I ask her whether she was aware when she wrote Forever - at once her most loved and most reviled book - of the effect it would have. She shakes her head. 'No, no, no. Who knows things like that? If you do, then you are not going to meet with success because it's going to be so contrived.' She says she wrote the book for her teenage daughter: 'She asked me for a story about two nice kids who have sex without either of them having to die,' recalls Blume. 'She had read several novels about teenagers in love. If they had sex, the girl was always punished - an unplanned pregnancy, a hasty trip to a relative in another state, a grisly abortion, sometimes even death. Lies. Secrets. Girls in these books had no sexual feelings and boys had no feelings other than sexual.'
For the rest of Melissa Whitworth’s interview with Blume, click here.
I’m not sure that I ever read Forever. But I do vividly recall being taunted with sexual terminology from it by one of the popular girls in my sixth grade class along the following lines:
Popular girl: Do you know what _____ means?
Me: Of course I know what _____ means.
Popular girl: Tell me what it means then.
Because, of course, I had no idea what _____ meant.

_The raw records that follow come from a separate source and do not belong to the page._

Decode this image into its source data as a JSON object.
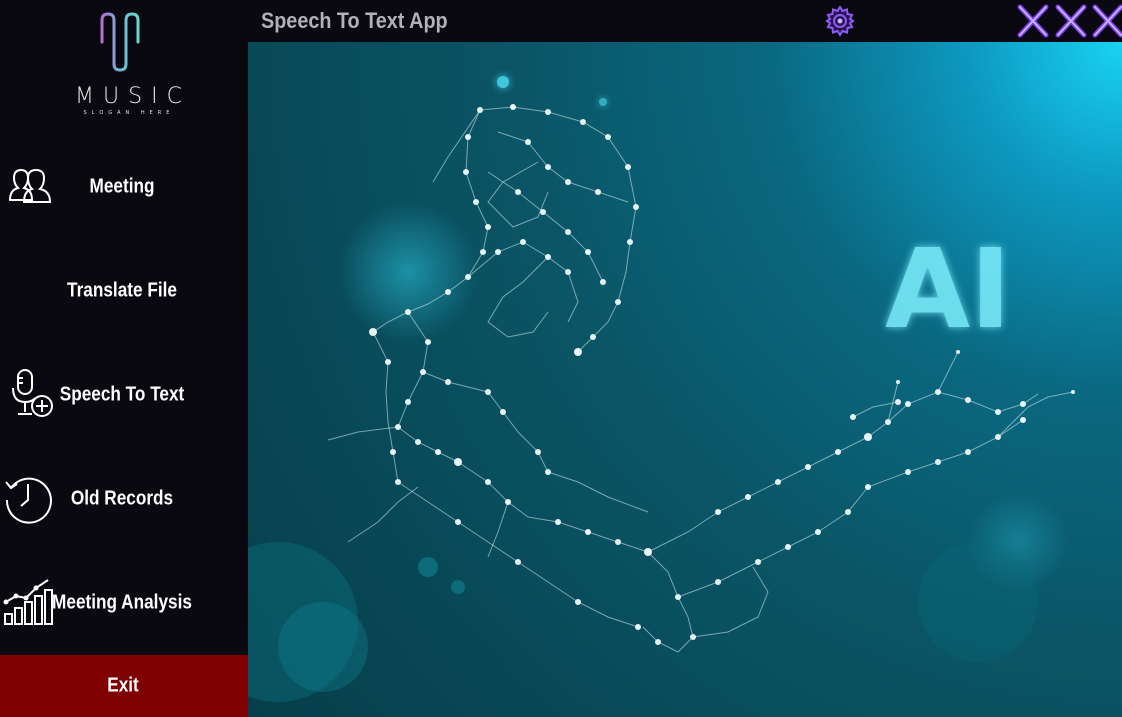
{
  "logo": {
    "title": "MUSIC",
    "slogan": "SLOGAN HERE",
    "icon": "sound-wave-logo"
  },
  "sidebar": {
    "items": [
      {
        "label": "Meeting",
        "icon": "people-icon"
      },
      {
        "label": "Translate File",
        "icon": ""
      },
      {
        "label": "Speech To Text",
        "icon": "microphone-add-icon"
      },
      {
        "label": "Old Records",
        "icon": "clock-history-icon"
      },
      {
        "label": "Meeting Analysis",
        "icon": "bar-chart-trend-icon"
      }
    ],
    "exit_label": "Exit"
  },
  "titlebar": {
    "title": "Speech To Text App",
    "buttons": [
      "settings-gear-icon",
      "close-icon",
      "close-icon",
      "close-icon"
    ]
  },
  "main": {
    "hero_text": "AI",
    "background": "network-robot-hand-illustration"
  },
  "colors": {
    "sidebar_bg": "#0b0910",
    "exit_bg": "#7f0000",
    "accent_purple": "#8b5cf6",
    "title_text": "#b0b2b6",
    "hero_bg": "#0a5566"
  }
}
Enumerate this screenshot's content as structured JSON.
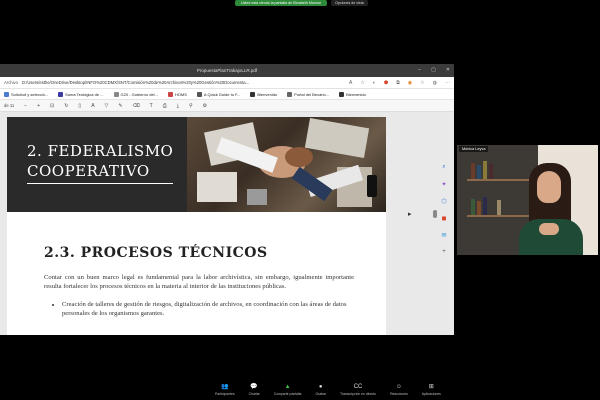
{
  "share_banner": {
    "status": "Usted está viendo la pantalla de Elizabeth Monroe",
    "options_label": "Opciones de vista"
  },
  "browser": {
    "tab_title": "PropuestaPlanTrabajoLLR.pdf",
    "address_prefix": "Archivo",
    "url": "D:/Users/esthe/OneDrive/Desktop/INFO%20CDMX/SNT/Comisión%20de%20Archivos%20y%20Gestión%20Documenta...",
    "bookmarks": [
      {
        "label": "Solicitud y selecció...",
        "color": "#4a7bd0"
      },
      {
        "label": "Suma Teológica de ...",
        "color": "#3a3aa0"
      },
      {
        "label": "G20 - Gobierno del...",
        "color": "#888888"
      },
      {
        "label": "HOMS",
        "color": "#c44"
      },
      {
        "label": "A Quick Guide to F...",
        "color": "#555555"
      },
      {
        "label": "Bienvenido",
        "color": "#333333"
      },
      {
        "label": "Portal del Becario...",
        "color": "#666666"
      },
      {
        "label": "Bienvenido",
        "color": "#333333"
      }
    ],
    "page_indicator": "de 11"
  },
  "document": {
    "header_title": "2. FEDERALISMO\nCOOPERATIVO",
    "heading": "2.3. PROCESOS TÉCNICOS",
    "paragraph": "Contar con un buen marco legal es fundamental para la labor archivística, sin embargo, igualmente importante resulta fortalecer los procesos técnicos en la materia al interior de las instituciones públicas.",
    "bullets": [
      "Creación de talleres de gestión de riesgos, digitalización de archivos, en coordinación con las áreas de datos personales de los organismos garantes."
    ]
  },
  "participant": {
    "name_tag": "Mónica Leyva"
  },
  "meeting_controls": [
    {
      "label": "Participantes",
      "icon": "participants-icon",
      "glyph": "👥",
      "tone": ""
    },
    {
      "label": "Charlar",
      "icon": "chat-icon",
      "glyph": "💬",
      "tone": "red"
    },
    {
      "label": "Compartir pantalla",
      "icon": "share-screen-icon",
      "glyph": "▲",
      "tone": "green"
    },
    {
      "label": "Grabar",
      "icon": "record-icon",
      "glyph": "●",
      "tone": ""
    },
    {
      "label": "Transcripción en directo",
      "icon": "captions-icon",
      "glyph": "CC",
      "tone": ""
    },
    {
      "label": "Reacciones",
      "icon": "reactions-icon",
      "glyph": "☺",
      "tone": ""
    },
    {
      "label": "Aplicaciones",
      "icon": "apps-icon",
      "glyph": "⊞",
      "tone": ""
    }
  ],
  "colors": {
    "share_green": "#2e8b3a",
    "header_dark": "#2a2a2a",
    "video_bg": "#3d3a35"
  }
}
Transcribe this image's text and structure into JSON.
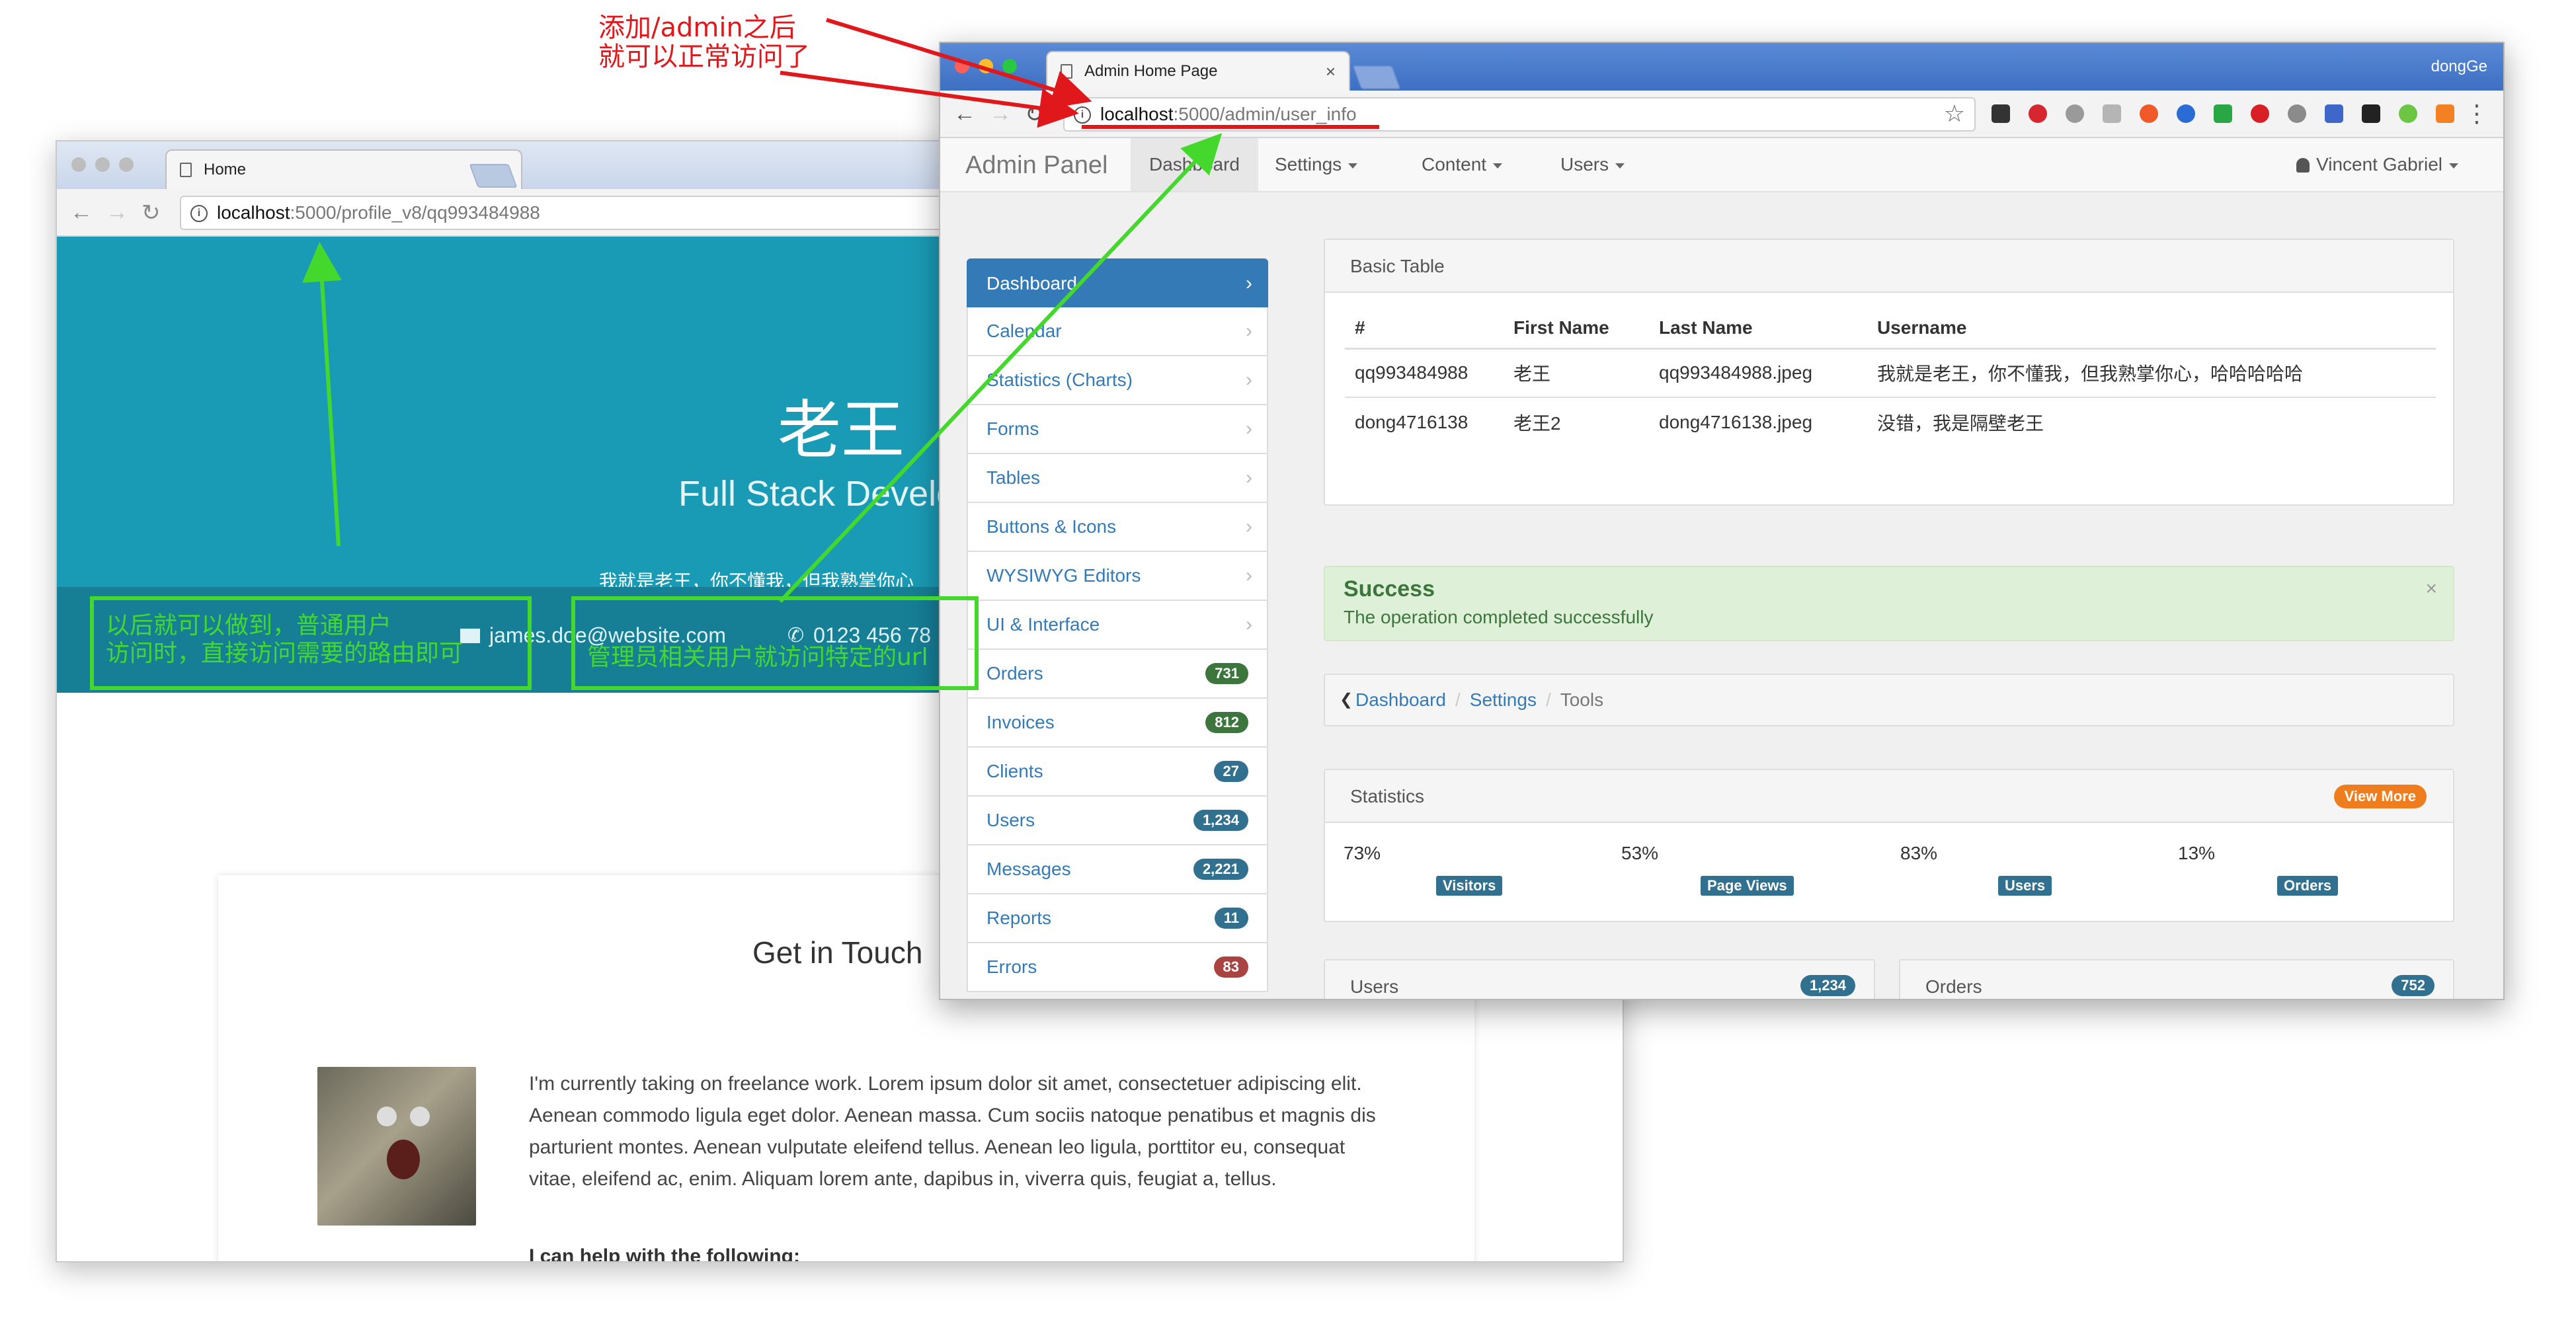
{
  "back_window": {
    "tab_title": "Home",
    "url_host": "localhost",
    "url_path": ":5000/profile_v8/qq993484988",
    "hero": {
      "name": "老王",
      "role": "Full Stack Develo",
      "bio": "我就是老王，你不懂我，但我熟掌你心",
      "email": "james.doe@website.com",
      "phone": "0123 456 78"
    },
    "card": {
      "title": "Get in Touch",
      "text": "I'm currently taking on freelance work. Lorem ipsum dolor sit amet, consectetuer adipiscing elit. Aenean commodo ligula eget dolor. Aenean massa. Cum sociis natoque penatibus et magnis dis parturient montes. Aenean vulputate eleifend tellus. Aenean leo ligula, porttitor eu, consequat vitae, eleifend ac, enim. Aliquam lorem ante, dapibus in, viverra quis, feugiat a, tellus.",
      "bold_line": "I can help with the following:"
    }
  },
  "front_window": {
    "tab_title": "Admin Home Page",
    "profile_name": "dongGe",
    "url_host": "localhost",
    "url_path": ":5000/admin/user_info",
    "navbar": {
      "brand": "Admin Panel",
      "items": [
        "Dashboard",
        "Settings",
        "Content",
        "Users"
      ],
      "user": "Vincent Gabriel"
    },
    "sidebar": [
      {
        "label": "Dashboard"
      },
      {
        "label": "Calendar"
      },
      {
        "label": "Statistics (Charts)"
      },
      {
        "label": "Forms"
      },
      {
        "label": "Tables"
      },
      {
        "label": "Buttons & Icons"
      },
      {
        "label": "WYSIWYG Editors"
      },
      {
        "label": "UI & Interface"
      },
      {
        "label": "Orders",
        "badge": "731",
        "color": "#3c763d"
      },
      {
        "label": "Invoices",
        "badge": "812",
        "color": "#3c763d"
      },
      {
        "label": "Clients",
        "badge": "27",
        "color": "#31708f"
      },
      {
        "label": "Users",
        "badge": "1,234",
        "color": "#31708f"
      },
      {
        "label": "Messages",
        "badge": "2,221",
        "color": "#31708f"
      },
      {
        "label": "Reports",
        "badge": "11",
        "color": "#31708f"
      },
      {
        "label": "Errors",
        "badge": "83",
        "color": "#a94442"
      }
    ],
    "basic_table": {
      "title": "Basic Table",
      "headers": [
        "#",
        "First Name",
        "Last Name",
        "Username"
      ],
      "rows": [
        [
          "qq993484988",
          "老王",
          "qq993484988.jpeg",
          "我就是老王，你不懂我，但我熟掌你心，哈哈哈哈哈"
        ],
        [
          "dong4716138",
          "老王2",
          "dong4716138.jpeg",
          "没错，我是隔壁老王"
        ]
      ]
    },
    "alert": {
      "title": "Success",
      "text": "The operation completed successfully",
      "close": "×"
    },
    "breadcrumb": [
      "Dashboard",
      "Settings",
      "Tools"
    ],
    "statistics": {
      "title": "Statistics",
      "view_more": "View More",
      "items": [
        {
          "value": "73%",
          "label": "Visitors"
        },
        {
          "value": "53%",
          "label": "Page Views"
        },
        {
          "value": "83%",
          "label": "Users"
        },
        {
          "value": "13%",
          "label": "Orders"
        }
      ]
    },
    "users_panel": {
      "title": "Users",
      "badge": "1,234"
    },
    "orders_panel": {
      "title": "Orders",
      "badge": "752"
    }
  },
  "annotations": {
    "red_note": [
      "添加/admin之后",
      "就可以正常访问了"
    ],
    "green_left": [
      "以后就可以做到，普通用户",
      "访问时，直接访问需要的路由即可"
    ],
    "green_right": "管理员相关用户就访问特定的url"
  },
  "colors": {
    "primary": "#337ab7",
    "hero": "#1a9bb5",
    "success_bg": "#dff0d8",
    "annotation_red": "#e0181b",
    "annotation_green": "#44d82d"
  }
}
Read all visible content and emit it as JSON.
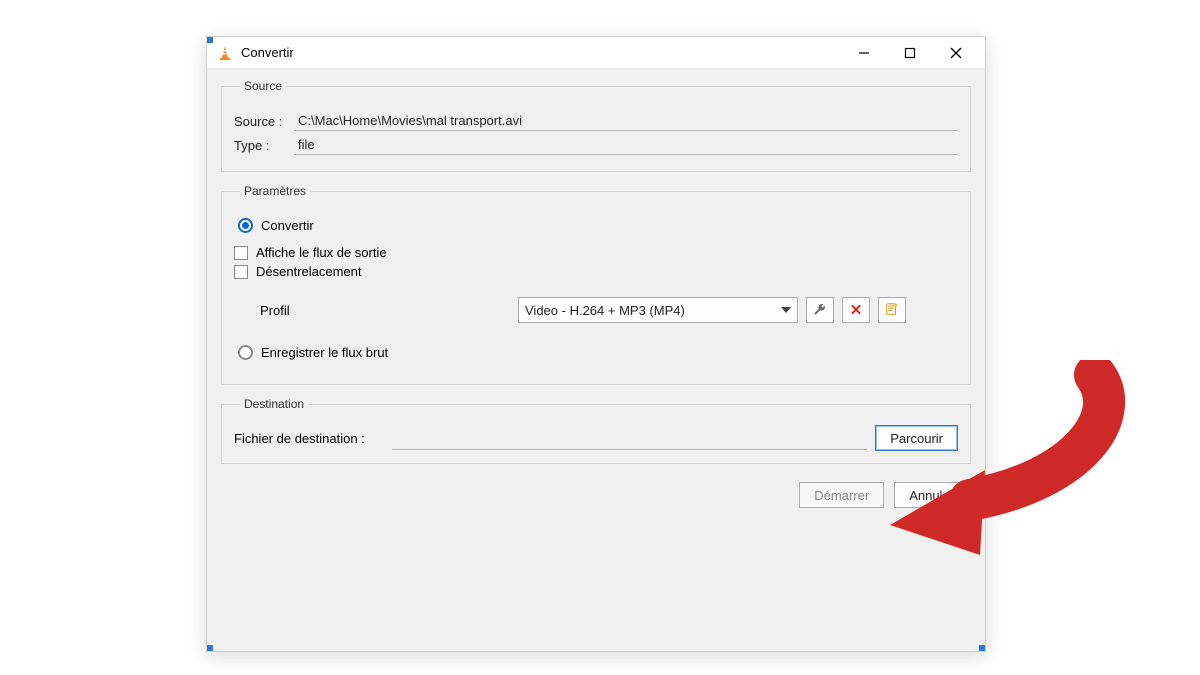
{
  "window": {
    "title": "Convertir"
  },
  "source": {
    "legend": "Source",
    "source_label": "Source :",
    "source_value": "C:\\Mac\\Home\\Movies\\mal transport.avi",
    "type_label": "Type :",
    "type_value": "file"
  },
  "params": {
    "legend": "Paramètres",
    "convert_label": "Convertir",
    "show_output_label": "Affiche le flux de sortie",
    "deinterlace_label": "Désentrelacement",
    "profile_label": "Profil",
    "profile_value": "Video - H.264 + MP3 (MP4)",
    "raw_label": "Enregistrer le flux brut"
  },
  "destination": {
    "legend": "Destination",
    "file_label": "Fichier de destination :",
    "file_value": "",
    "browse_label": "Parcourir"
  },
  "footer": {
    "start_label": "Démarrer",
    "cancel_label": "Annuler"
  }
}
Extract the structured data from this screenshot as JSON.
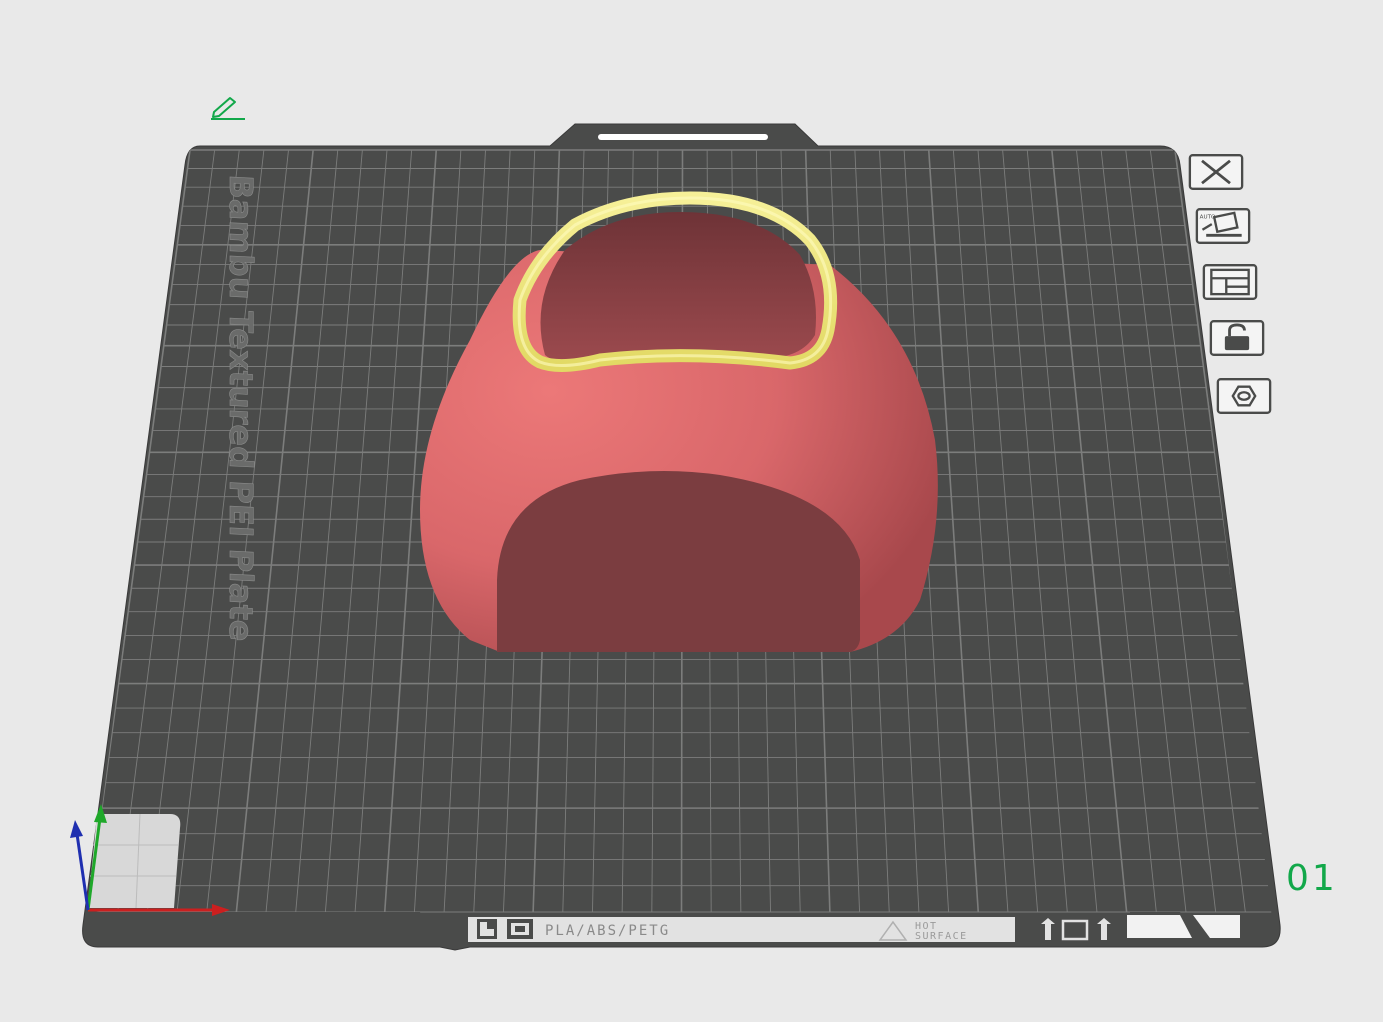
{
  "plate": {
    "name": "Bambu Textured PEI Plate",
    "number": "01",
    "material_label": "PLA/ABS/PETG",
    "hot_surface_label": "HOT\nSURFACE",
    "hot_label_line1": "HOT",
    "hot_label_line2": "SURFACE"
  },
  "colors": {
    "background": "#e9e9e9",
    "plate_surface": "#4a4b4a",
    "grid_line": "#7c7d7c",
    "model_body": "#d9676a",
    "model_rim": "#f2ec84",
    "accent_green": "#12a84a"
  },
  "toolbar": {
    "items": [
      {
        "icon": "close-icon",
        "label": "Remove plate"
      },
      {
        "icon": "auto-orient-icon",
        "label": "Auto orient",
        "text": "AUTO"
      },
      {
        "icon": "arrange-icon",
        "label": "Arrange"
      },
      {
        "icon": "lock-icon",
        "label": "Lock plate"
      },
      {
        "icon": "settings-icon",
        "label": "Plate settings"
      }
    ]
  },
  "axes": {
    "x_color": "#cc1f1f",
    "y_color": "#1fa82a",
    "z_color": "#1f2fb0"
  }
}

However, I had read all of the Blume books that were available in the children’s department of the library (Are You There God? It’s Me, Margaret; Deenie; and, Then Again, Maybe I Won’t all stand out in my memory), and my experience with the sixth-grade bully didn’t sour me on those. It just made me determined to find out what _____ meant. All of which reminds me that I’ve been meaning to get a copy of Everything I Needed to Know about Being a Girl I Learned from Judy Blume, a collection of essays by noted female authors about Blume's enduring influence on their lives and work. Perhaps I should have a go at writing such an essay myself…